## [Exercise]
Repeat the records in full. No pictures belong in the copy.

Records from a data collection
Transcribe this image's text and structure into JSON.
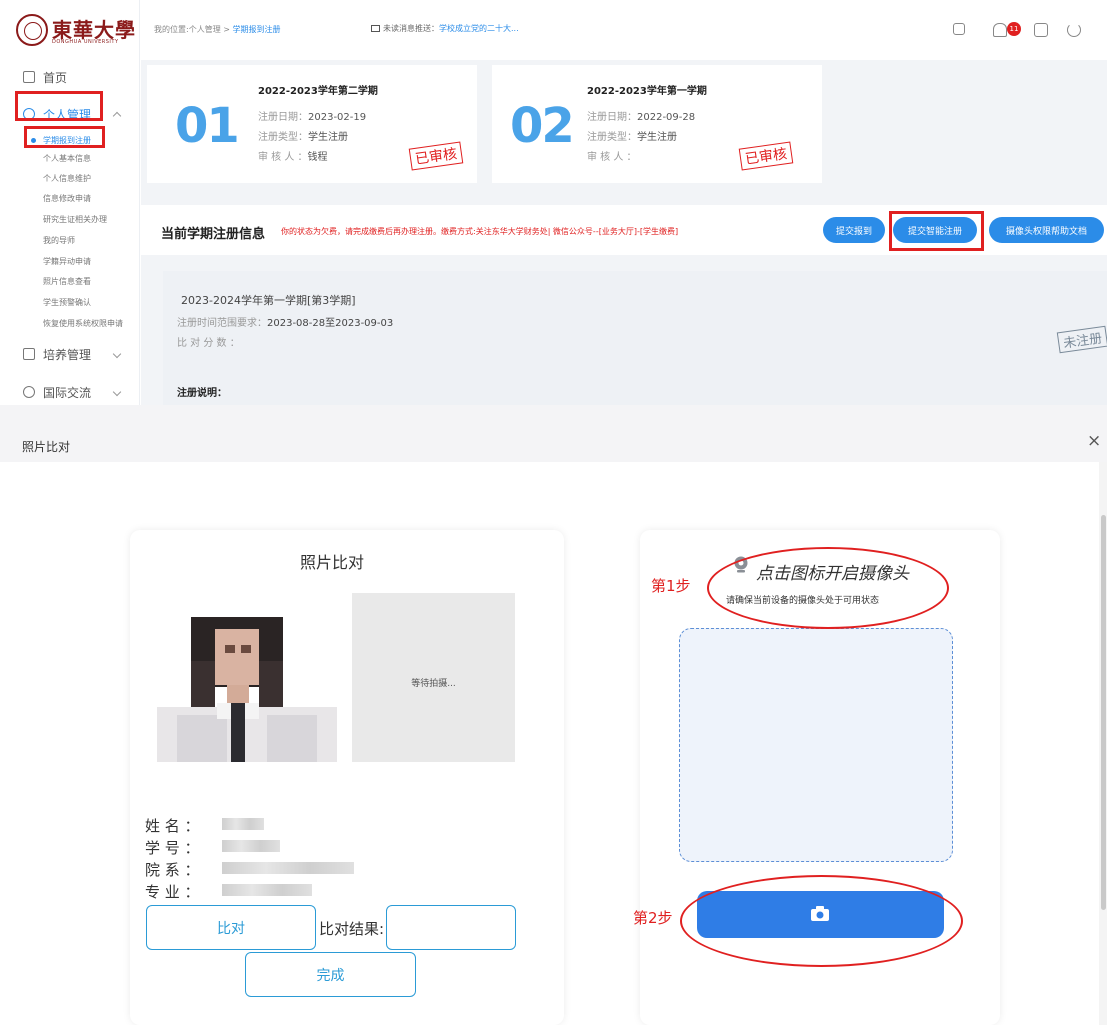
{
  "logo": {
    "name": "東華大學",
    "sub": "DONGHUA UNIVERSITY"
  },
  "sidebar": {
    "home": "首页",
    "personal": "个人管理",
    "sub_items": [
      "学期报到注册",
      "个人基本信息",
      "个人信息维护",
      "信息修改申请",
      "研究生证相关办理",
      "我的导师",
      "学籍异动申请",
      "照片信息查看",
      "学生预警确认",
      "恢复使用系统权限申请"
    ],
    "training": "培养管理",
    "international": "国际交流"
  },
  "topbar": {
    "crumb_prefix": "我的位置:个人管理 > ",
    "crumb_active": "学期报到注册",
    "msg_prefix": "未读消息推送：",
    "msg_link": "学校成立党的二十大...",
    "badge": "11"
  },
  "semesters": [
    {
      "num": "01",
      "title": "2022-2023学年第二学期",
      "date_label": "注册日期：",
      "date": "2023-02-19",
      "type_label": "注册类型：",
      "type": "学生注册",
      "reviewer_label": "审 核 人 ：",
      "reviewer": "钱程",
      "stamp": "已审核"
    },
    {
      "num": "02",
      "title": "2022-2023学年第一学期",
      "date_label": "注册日期：",
      "date": "2022-09-28",
      "type_label": "注册类型：",
      "type": "学生注册",
      "reviewer_label": "审 核 人 ：",
      "reviewer": "",
      "stamp": "已审核"
    }
  ],
  "current": {
    "title": "当前学期注册信息",
    "warning": "你的状态为欠费，请完成缴费后再办理注册。缴费方式:关注东华大学财务处| 微信公众号--[业务大厅]-[学生缴费]",
    "buttons": [
      "提交报到",
      "提交智能注册",
      "摄像头权限帮助文档"
    ],
    "semester": "2023-2024学年第一学期[第3学期]",
    "range_label": "注册时间范围要求：",
    "range": "2023-08-28至2023-09-03",
    "score_label": "比 对 分 数 ：",
    "stamp": "未注册",
    "note": "注册说明："
  },
  "modal": {
    "title": "照片比对",
    "close": "×",
    "left": {
      "title": "照片比对",
      "waiting": "等待拍摄...",
      "name_label": "姓 名 ：",
      "id_label": "学 号 ：",
      "dept_label": "院 系 ：",
      "major_label": "专 业 ：",
      "compare_btn": "比对",
      "result_label": "比对结果:",
      "result_value": "",
      "done_btn": "完成"
    },
    "right": {
      "tip": "点击图标开启摄像头",
      "sub": "请确保当前设备的摄像头处于可用状态"
    },
    "annotations": {
      "step1": "第1步",
      "step2": "第2步"
    }
  },
  "colors": {
    "brand": "#8b1a1a",
    "primary": "#2b8ce8",
    "annotation": "#e02020",
    "shoot": "#2f7de6"
  }
}
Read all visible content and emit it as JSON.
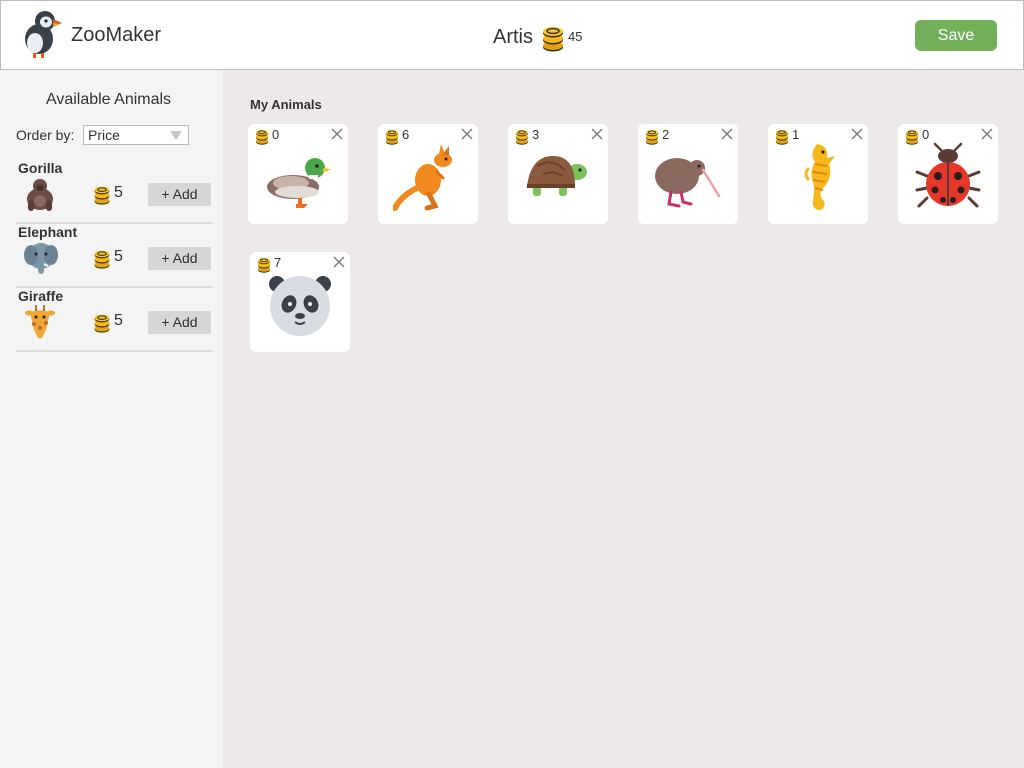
{
  "header": {
    "app_title": "ZooMaker",
    "zoo_name": "Artis",
    "coins": "45",
    "save_label": "Save"
  },
  "sidebar": {
    "title": "Available Animals",
    "order_label": "Order by:",
    "order_value": "Price",
    "items": [
      {
        "name": "Gorilla",
        "price": "5",
        "add_label": "+ Add",
        "icon": "gorilla-icon"
      },
      {
        "name": "Elephant",
        "price": "5",
        "add_label": "+ Add",
        "icon": "elephant-icon"
      },
      {
        "name": "Giraffe",
        "price": "5",
        "add_label": "+ Add",
        "icon": "giraffe-icon"
      }
    ]
  },
  "main": {
    "title": "My Animals",
    "cards": [
      {
        "animal": "duck-icon",
        "count": "0"
      },
      {
        "animal": "kangaroo-icon",
        "count": "6"
      },
      {
        "animal": "turtle-icon",
        "count": "3"
      },
      {
        "animal": "kiwi-icon",
        "count": "2"
      },
      {
        "animal": "seahorse-icon",
        "count": "1"
      },
      {
        "animal": "ladybug-icon",
        "count": "0"
      },
      {
        "animal": "panda-icon",
        "count": "7"
      }
    ]
  },
  "colors": {
    "save_button": "#72b05a",
    "main_background": "#ece9e8",
    "sidebar_background": "#f4f4f4"
  }
}
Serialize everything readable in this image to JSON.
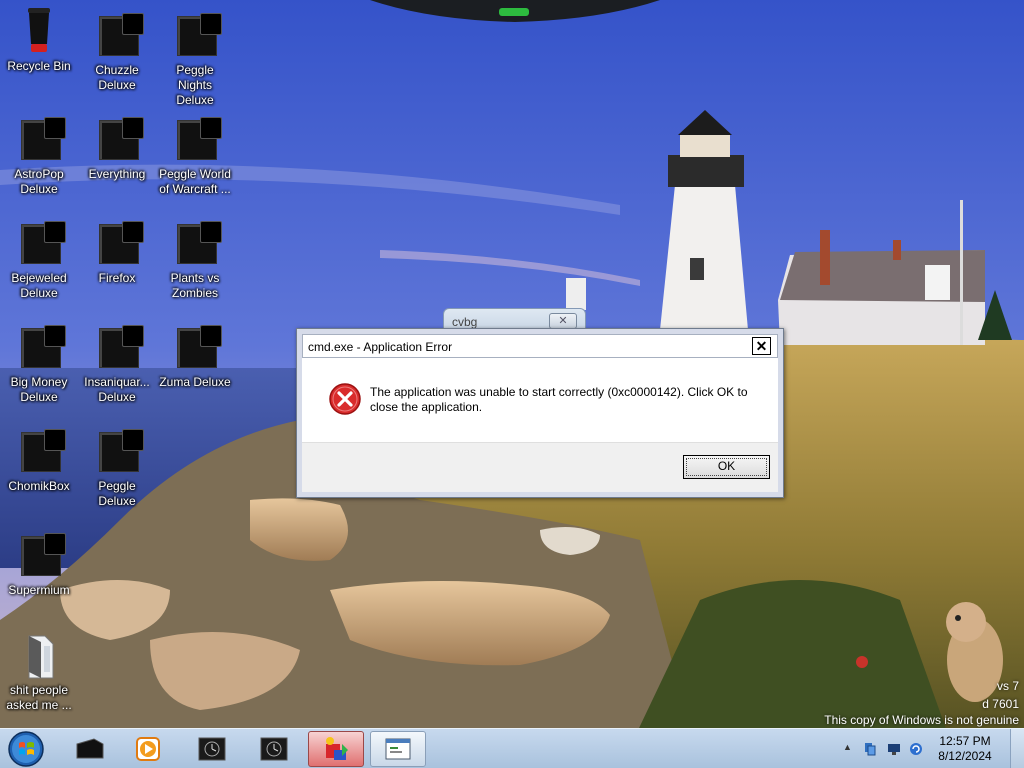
{
  "desktop": {
    "icons": [
      {
        "label": "Recycle Bin"
      },
      {
        "label": "Chuzzle\nDeluxe"
      },
      {
        "label": "Peggle Nights\nDeluxe"
      },
      {
        "label": "AstroPop\nDeluxe"
      },
      {
        "label": "Everything"
      },
      {
        "label": "Peggle World\nof Warcraft ..."
      },
      {
        "label": "Bejeweled\nDeluxe"
      },
      {
        "label": "Firefox"
      },
      {
        "label": "Plants vs\nZombies"
      },
      {
        "label": "Big Money\nDeluxe"
      },
      {
        "label": "Insaniquar...\nDeluxe"
      },
      {
        "label": "Zuma Deluxe"
      },
      {
        "label": "ChomikBox"
      },
      {
        "label": "Peggle Deluxe"
      },
      {
        "label": "Supermium"
      },
      {
        "label": "shit people\nasked me ..."
      }
    ]
  },
  "background_window": {
    "title": "cvbg",
    "close_glyph": "✕"
  },
  "dialog": {
    "title": "cmd.exe - Application Error",
    "close_glyph": "✕",
    "message": "The application was unable to start correctly (0xc0000142). Click OK to close the application.",
    "ok_label": "OK",
    "icon": "error-icon"
  },
  "watermark": {
    "line1": "vs 7",
    "line2": "d 7601",
    "line3": "This copy of Windows is not genuine"
  },
  "taskbar": {
    "start_icon": "windows-orb-icon",
    "items": [
      {
        "icon": "app-dark-icon",
        "state": "idle"
      },
      {
        "icon": "media-player-icon",
        "state": "idle"
      },
      {
        "icon": "clock-app-icon",
        "state": "idle"
      },
      {
        "icon": "clock-app-icon",
        "state": "idle"
      },
      {
        "icon": "colorful-app-icon",
        "state": "active"
      },
      {
        "icon": "window-app-icon",
        "state": "open"
      }
    ],
    "tray": {
      "show_hidden": "▲",
      "time": "12:57 PM",
      "date": "8/12/2024"
    }
  },
  "colors": {
    "taskbar": "#b7cde6",
    "dialog_frame": "#d6dbe9",
    "error_red": "#d92b2b",
    "active_task": "#e07070"
  }
}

## [Task result]
Transcribe this image's text and structure into JSON.
{
  "logo": {
    "name": "東華大學",
    "sub": "DONGHUA UNIVERSITY"
  },
  "sidebar": {
    "home": "首页",
    "personal": "个人管理",
    "sub_items": [
      "学期报到注册",
      "个人基本信息",
      "个人信息维护",
      "信息修改申请",
      "研究生证相关办理",
      "我的导师",
      "学籍异动申请",
      "照片信息查看",
      "学生预警确认",
      "恢复使用系统权限申请"
    ],
    "training": "培养管理",
    "international": "国际交流"
  },
  "topbar": {
    "crumb_prefix": "我的位置:个人管理 > ",
    "crumb_active": "学期报到注册",
    "msg_prefix": "未读消息推送：",
    "msg_link": "学校成立党的二十大...",
    "badge": "11"
  },
  "semesters": [
    {
      "num": "01",
      "title": "2022-2023学年第二学期",
      "date_label": "注册日期：",
      "date": "2023-02-19",
      "type_label": "注册类型：",
      "type": "学生注册",
      "reviewer_label": "审 核 人 ：",
      "reviewer": "钱程",
      "stamp": "已审核"
    },
    {
      "num": "02",
      "title": "2022-2023学年第一学期",
      "date_label": "注册日期：",
      "date": "2022-09-28",
      "type_label": "注册类型：",
      "type": "学生注册",
      "reviewer_label": "审 核 人 ：",
      "reviewer": "",
      "stamp": "已审核"
    }
  ],
  "current": {
    "title": "当前学期注册信息",
    "warning": "你的状态为欠费，请完成缴费后再办理注册。缴费方式:关注东华大学财务处| 微信公众号--[业务大厅]-[学生缴费]",
    "buttons": [
      "提交报到",
      "提交智能注册",
      "摄像头权限帮助文档"
    ],
    "semester": "2023-2024学年第一学期[第3学期]",
    "range_label": "注册时间范围要求：",
    "range": "2023-08-28至2023-09-03",
    "score_label": "比 对 分 数 ：",
    "stamp": "未注册",
    "note": "注册说明："
  },
  "modal": {
    "title": "照片比对",
    "close": "×",
    "left": {
      "title": "照片比对",
      "waiting": "等待拍摄...",
      "name_label": "姓 名 ：",
      "id_label": "学 号 ：",
      "dept_label": "院 系 ：",
      "major_label": "专 业 ：",
      "compare_btn": "比对",
      "result_label": "比对结果:",
      "result_value": "",
      "done_btn": "完成"
    },
    "right": {
      "tip": "点击图标开启摄像头",
      "sub": "请确保当前设备的摄像头处于可用状态"
    },
    "annotations": {
      "step1": "第1步",
      "step2": "第2步"
    }
  },
  "colors": {
    "brand": "#8b1a1a",
    "primary": "#2b8ce8",
    "annotation": "#e02020",
    "shoot": "#2f7de6"
  }
}
Read all visible content and emit it as JSON.
{
  "header": {
    "app_title": "ZooMaker",
    "zoo_name": "Artis",
    "coins": "45",
    "save_label": "Save"
  },
  "sidebar": {
    "title": "Available Animals",
    "order_label": "Order by:",
    "order_value": "Price",
    "items": [
      {
        "name": "Gorilla",
        "price": "5",
        "add_label": "+ Add",
        "icon": "gorilla-icon"
      },
      {
        "name": "Elephant",
        "price": "5",
        "add_label": "+ Add",
        "icon": "elephant-icon"
      },
      {
        "name": "Giraffe",
        "price": "5",
        "add_label": "+ Add",
        "icon": "giraffe-icon"
      }
    ]
  },
  "main": {
    "title": "My Animals",
    "cards": [
      {
        "animal": "duck-icon",
        "count": "0"
      },
      {
        "animal": "kangaroo-icon",
        "count": "6"
      },
      {
        "animal": "turtle-icon",
        "count": "3"
      },
      {
        "animal": "kiwi-icon",
        "count": "2"
      },
      {
        "animal": "seahorse-icon",
        "count": "1"
      },
      {
        "animal": "ladybug-icon",
        "count": "0"
      },
      {
        "animal": "panda-icon",
        "count": "7"
      }
    ]
  },
  "colors": {
    "save_button": "#72b05a",
    "main_background": "#ece9e8",
    "sidebar_background": "#f4f4f4"
  }
}
Serialize everything readable in this image to JSON.
{
  "desktop": {
    "icons": [
      {
        "label": "Recycle Bin"
      },
      {
        "label": "Chuzzle\nDeluxe"
      },
      {
        "label": "Peggle Nights\nDeluxe"
      },
      {
        "label": "AstroPop\nDeluxe"
      },
      {
        "label": "Everything"
      },
      {
        "label": "Peggle World\nof Warcraft ..."
      },
      {
        "label": "Bejeweled\nDeluxe"
      },
      {
        "label": "Firefox"
      },
      {
        "label": "Plants vs\nZombies"
      },
      {
        "label": "Big Money\nDeluxe"
      },
      {
        "label": "Insaniquar...\nDeluxe"
      },
      {
        "label": "Zuma Deluxe"
      },
      {
        "label": "ChomikBox"
      },
      {
        "label": "Peggle Deluxe"
      },
      {
        "label": "Supermium"
      },
      {
        "label": "shit people\nasked me ..."
      }
    ]
  },
  "background_window": {
    "title": "cvbg",
    "close_glyph": "✕"
  },
  "dialog": {
    "title": "cmd.exe - Application Error",
    "close_glyph": "✕",
    "message": "The application was unable to start correctly (0xc0000142). Click OK to close the application.",
    "ok_label": "OK",
    "icon": "error-icon"
  },
  "watermark": {
    "line1": "vs 7",
    "line2": "d 7601",
    "line3": "This copy of Windows is not genuine"
  },
  "taskbar": {
    "start_icon": "windows-orb-icon",
    "items": [
      {
        "icon": "app-dark-icon",
        "state": "idle"
      },
      {
        "icon": "media-player-icon",
        "state": "idle"
      },
      {
        "icon": "clock-app-icon",
        "state": "idle"
      },
      {
        "icon": "clock-app-icon",
        "state": "idle"
      },
      {
        "icon": "colorful-app-icon",
        "state": "active"
      },
      {
        "icon": "window-app-icon",
        "state": "open"
      }
    ],
    "tray": {
      "show_hidden": "▲",
      "time": "12:57 PM",
      "date": "8/12/2024"
    }
  },
  "colors": {
    "taskbar": "#b7cde6",
    "dialog_frame": "#d6dbe9",
    "error_red": "#d92b2b",
    "active_task": "#e07070"
  }
}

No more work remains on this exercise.